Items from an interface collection
------

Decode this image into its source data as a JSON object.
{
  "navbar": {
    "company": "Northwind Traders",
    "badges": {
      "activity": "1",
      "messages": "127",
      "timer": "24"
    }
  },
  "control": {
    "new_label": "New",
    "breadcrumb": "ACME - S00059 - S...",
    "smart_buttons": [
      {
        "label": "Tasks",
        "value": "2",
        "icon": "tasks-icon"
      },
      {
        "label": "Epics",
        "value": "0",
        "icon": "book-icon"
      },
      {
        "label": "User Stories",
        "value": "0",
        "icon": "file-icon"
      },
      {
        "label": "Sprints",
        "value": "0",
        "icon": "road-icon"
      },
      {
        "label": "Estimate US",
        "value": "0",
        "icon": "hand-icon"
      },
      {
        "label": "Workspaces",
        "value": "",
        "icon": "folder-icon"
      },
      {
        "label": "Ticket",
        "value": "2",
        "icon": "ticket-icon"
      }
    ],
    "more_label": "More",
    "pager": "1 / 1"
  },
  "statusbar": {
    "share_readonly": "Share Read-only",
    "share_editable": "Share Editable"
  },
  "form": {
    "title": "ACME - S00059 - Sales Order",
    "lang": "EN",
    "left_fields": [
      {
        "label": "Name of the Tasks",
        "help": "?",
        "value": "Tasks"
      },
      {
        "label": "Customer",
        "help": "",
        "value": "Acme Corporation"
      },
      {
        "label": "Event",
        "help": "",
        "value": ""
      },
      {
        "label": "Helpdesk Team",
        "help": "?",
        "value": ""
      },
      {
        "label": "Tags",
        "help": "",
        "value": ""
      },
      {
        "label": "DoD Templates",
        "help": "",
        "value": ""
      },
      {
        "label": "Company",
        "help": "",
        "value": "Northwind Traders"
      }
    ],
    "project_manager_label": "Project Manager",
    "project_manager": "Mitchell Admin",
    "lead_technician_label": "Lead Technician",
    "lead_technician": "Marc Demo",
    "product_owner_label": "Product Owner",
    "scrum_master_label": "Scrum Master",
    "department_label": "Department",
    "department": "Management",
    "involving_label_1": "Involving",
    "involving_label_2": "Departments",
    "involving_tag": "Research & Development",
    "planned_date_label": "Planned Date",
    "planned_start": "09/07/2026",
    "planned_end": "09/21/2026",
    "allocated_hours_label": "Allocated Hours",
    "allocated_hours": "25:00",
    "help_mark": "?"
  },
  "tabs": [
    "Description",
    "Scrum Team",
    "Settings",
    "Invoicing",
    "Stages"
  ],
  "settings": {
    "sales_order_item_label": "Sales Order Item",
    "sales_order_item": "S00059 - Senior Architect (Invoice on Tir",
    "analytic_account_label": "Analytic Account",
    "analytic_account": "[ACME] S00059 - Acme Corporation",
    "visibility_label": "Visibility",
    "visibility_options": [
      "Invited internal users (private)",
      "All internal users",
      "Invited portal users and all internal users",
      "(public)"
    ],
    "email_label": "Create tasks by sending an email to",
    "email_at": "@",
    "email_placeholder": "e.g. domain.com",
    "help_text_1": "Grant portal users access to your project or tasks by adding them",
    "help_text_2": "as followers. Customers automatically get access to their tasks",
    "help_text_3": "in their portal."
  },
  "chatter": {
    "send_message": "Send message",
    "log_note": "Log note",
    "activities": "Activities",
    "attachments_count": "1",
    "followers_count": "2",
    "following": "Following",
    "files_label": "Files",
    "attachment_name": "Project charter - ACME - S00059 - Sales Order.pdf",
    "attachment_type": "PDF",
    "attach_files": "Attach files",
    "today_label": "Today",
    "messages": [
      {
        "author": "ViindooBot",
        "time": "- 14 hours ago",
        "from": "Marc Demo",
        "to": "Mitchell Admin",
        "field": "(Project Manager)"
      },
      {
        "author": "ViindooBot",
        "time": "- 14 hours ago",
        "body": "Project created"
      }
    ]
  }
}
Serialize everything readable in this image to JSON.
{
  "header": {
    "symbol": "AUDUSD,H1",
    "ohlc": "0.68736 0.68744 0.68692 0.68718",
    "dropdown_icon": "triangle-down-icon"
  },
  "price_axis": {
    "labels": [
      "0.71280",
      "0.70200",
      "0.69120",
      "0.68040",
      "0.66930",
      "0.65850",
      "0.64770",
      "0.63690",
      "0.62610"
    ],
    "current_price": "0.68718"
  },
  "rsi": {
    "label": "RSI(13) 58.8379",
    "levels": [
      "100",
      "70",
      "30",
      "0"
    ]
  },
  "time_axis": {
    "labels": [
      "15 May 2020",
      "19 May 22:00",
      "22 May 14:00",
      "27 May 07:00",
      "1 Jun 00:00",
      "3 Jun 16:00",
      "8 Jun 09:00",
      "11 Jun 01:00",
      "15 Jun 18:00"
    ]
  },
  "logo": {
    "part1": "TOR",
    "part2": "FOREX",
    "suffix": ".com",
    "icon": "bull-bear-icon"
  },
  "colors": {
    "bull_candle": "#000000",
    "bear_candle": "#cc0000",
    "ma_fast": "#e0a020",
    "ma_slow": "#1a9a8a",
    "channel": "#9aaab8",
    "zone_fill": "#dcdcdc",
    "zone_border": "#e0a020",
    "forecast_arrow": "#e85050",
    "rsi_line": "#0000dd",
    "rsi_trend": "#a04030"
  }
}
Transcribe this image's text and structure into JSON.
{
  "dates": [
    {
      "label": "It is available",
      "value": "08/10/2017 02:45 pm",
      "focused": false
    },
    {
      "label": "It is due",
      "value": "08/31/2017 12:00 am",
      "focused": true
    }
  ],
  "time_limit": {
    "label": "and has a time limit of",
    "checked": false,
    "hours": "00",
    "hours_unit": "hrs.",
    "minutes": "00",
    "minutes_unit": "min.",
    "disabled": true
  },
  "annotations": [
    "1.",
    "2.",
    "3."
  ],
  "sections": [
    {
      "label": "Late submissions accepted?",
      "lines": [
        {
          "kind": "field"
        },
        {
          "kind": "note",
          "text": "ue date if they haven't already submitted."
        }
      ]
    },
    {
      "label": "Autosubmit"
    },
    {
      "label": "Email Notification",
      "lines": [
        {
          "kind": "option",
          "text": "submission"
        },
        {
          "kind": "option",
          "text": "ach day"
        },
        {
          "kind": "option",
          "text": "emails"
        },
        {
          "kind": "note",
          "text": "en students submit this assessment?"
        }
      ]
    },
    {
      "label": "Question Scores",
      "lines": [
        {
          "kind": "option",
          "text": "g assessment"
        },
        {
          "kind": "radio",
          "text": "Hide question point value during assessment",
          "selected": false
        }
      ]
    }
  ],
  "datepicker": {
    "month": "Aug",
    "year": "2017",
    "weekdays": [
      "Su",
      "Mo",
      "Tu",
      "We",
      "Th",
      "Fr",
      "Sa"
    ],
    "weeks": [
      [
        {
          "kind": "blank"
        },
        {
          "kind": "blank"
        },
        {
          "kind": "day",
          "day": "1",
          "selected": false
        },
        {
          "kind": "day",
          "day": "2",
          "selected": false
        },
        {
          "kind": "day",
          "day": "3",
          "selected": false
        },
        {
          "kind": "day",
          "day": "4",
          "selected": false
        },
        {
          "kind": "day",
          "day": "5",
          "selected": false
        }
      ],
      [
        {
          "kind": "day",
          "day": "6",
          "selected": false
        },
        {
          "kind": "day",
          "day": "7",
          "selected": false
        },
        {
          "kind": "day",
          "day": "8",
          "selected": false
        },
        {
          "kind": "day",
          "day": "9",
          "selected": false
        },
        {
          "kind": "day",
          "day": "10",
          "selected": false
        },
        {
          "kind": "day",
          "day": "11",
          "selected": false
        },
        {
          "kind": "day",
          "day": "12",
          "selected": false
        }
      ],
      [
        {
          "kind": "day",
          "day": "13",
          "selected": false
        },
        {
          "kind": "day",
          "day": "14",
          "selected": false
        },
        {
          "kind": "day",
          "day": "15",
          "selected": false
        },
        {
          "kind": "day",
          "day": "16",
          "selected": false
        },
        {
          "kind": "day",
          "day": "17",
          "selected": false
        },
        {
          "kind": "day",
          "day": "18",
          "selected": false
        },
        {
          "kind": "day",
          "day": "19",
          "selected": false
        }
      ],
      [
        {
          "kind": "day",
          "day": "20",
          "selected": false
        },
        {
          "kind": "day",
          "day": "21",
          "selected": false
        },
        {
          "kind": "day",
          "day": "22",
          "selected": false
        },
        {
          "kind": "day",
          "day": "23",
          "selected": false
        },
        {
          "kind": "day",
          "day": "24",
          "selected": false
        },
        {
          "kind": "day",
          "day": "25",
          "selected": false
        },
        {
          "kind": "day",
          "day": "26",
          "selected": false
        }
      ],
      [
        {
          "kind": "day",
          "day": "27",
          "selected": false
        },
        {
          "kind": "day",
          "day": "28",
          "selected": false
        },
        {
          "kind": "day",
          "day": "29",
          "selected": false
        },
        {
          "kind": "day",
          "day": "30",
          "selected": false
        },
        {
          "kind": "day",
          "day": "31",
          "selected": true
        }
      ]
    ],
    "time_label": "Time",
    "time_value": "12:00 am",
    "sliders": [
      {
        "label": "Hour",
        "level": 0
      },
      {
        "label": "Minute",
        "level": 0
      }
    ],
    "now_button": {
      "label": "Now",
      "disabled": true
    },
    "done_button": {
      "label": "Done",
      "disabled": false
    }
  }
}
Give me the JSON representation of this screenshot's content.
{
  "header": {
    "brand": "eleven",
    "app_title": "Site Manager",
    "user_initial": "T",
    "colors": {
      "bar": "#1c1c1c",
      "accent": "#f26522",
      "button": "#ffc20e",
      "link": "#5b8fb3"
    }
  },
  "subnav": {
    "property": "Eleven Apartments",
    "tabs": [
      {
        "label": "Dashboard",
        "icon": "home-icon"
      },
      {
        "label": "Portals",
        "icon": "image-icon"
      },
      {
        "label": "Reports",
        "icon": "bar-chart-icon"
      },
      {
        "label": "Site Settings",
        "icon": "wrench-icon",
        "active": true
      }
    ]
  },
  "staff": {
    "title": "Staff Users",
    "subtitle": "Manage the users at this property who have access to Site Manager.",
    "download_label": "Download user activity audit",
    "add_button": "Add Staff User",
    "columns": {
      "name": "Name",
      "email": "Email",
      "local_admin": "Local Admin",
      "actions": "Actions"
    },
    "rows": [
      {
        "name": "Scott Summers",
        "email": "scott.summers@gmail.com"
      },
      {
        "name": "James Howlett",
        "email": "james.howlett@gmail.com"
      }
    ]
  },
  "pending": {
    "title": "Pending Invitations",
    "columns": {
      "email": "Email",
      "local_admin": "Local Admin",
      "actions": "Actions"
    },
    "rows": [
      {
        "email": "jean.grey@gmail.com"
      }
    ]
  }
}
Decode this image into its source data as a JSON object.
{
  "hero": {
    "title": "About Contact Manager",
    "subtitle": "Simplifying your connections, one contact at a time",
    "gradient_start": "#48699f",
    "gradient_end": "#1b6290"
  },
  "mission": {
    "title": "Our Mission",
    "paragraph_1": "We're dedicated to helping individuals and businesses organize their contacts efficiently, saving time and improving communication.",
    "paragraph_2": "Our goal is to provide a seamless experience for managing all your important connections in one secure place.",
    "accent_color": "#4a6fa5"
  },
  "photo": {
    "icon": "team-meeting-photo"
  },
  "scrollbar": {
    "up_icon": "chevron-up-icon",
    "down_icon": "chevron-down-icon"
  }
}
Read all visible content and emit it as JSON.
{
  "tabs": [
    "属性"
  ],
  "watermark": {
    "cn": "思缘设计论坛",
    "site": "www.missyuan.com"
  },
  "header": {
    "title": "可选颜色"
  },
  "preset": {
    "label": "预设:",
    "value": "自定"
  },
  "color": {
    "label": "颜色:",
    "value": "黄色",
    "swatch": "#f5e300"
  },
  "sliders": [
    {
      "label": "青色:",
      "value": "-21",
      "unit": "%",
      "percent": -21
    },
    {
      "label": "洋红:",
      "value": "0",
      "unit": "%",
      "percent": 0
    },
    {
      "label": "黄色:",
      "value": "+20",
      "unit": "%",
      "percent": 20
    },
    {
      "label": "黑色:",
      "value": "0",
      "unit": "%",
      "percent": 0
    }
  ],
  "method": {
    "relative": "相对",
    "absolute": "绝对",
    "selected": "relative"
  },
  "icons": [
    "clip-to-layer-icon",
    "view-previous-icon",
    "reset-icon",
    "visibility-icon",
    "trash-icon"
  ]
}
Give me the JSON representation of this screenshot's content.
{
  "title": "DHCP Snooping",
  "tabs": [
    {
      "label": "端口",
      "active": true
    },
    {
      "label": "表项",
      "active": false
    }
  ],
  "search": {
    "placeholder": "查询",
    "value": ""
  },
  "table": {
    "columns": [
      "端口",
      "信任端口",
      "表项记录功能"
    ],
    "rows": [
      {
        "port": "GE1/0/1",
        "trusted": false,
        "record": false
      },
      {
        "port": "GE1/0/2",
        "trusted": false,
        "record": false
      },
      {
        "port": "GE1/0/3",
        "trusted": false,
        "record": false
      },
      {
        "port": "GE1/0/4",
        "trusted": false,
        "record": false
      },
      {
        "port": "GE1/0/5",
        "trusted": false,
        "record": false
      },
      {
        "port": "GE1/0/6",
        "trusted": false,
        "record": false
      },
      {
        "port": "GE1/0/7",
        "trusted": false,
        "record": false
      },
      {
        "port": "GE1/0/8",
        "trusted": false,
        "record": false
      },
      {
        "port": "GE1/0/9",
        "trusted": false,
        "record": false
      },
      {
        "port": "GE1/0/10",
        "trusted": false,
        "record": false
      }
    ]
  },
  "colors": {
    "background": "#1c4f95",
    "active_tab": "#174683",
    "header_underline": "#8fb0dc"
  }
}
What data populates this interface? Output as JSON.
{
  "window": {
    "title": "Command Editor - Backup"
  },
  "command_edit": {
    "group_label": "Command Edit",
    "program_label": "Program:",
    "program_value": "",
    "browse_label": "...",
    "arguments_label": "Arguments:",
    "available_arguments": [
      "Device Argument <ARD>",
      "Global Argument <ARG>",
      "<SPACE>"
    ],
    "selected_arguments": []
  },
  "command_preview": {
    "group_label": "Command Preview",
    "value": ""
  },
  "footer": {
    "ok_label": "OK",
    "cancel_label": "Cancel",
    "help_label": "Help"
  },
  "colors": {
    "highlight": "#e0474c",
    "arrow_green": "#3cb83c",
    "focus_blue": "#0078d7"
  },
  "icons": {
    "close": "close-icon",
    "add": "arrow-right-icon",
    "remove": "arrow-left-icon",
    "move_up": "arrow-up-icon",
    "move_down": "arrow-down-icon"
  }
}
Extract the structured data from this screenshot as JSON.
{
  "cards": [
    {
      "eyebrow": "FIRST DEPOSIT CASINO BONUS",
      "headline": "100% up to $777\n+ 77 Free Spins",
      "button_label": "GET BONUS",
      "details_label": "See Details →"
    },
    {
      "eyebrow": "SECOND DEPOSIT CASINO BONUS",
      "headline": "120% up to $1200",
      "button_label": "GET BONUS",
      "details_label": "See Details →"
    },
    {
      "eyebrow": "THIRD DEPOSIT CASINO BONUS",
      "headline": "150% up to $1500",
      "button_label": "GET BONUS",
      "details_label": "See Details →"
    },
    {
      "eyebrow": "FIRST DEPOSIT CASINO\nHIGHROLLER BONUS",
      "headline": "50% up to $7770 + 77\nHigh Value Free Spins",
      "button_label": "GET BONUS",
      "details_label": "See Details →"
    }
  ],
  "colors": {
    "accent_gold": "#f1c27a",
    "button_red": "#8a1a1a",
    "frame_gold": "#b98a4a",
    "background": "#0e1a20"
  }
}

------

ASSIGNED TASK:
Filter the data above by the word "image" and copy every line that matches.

YOUR SOLUTION:
Decode this image into its source data as a JSON object.
Serialize everything readable in this image to JSON.
Transcribe this image's text and structure into JSON.
        "icon": "image-icon"
Decode this image into its source data as a JSON object.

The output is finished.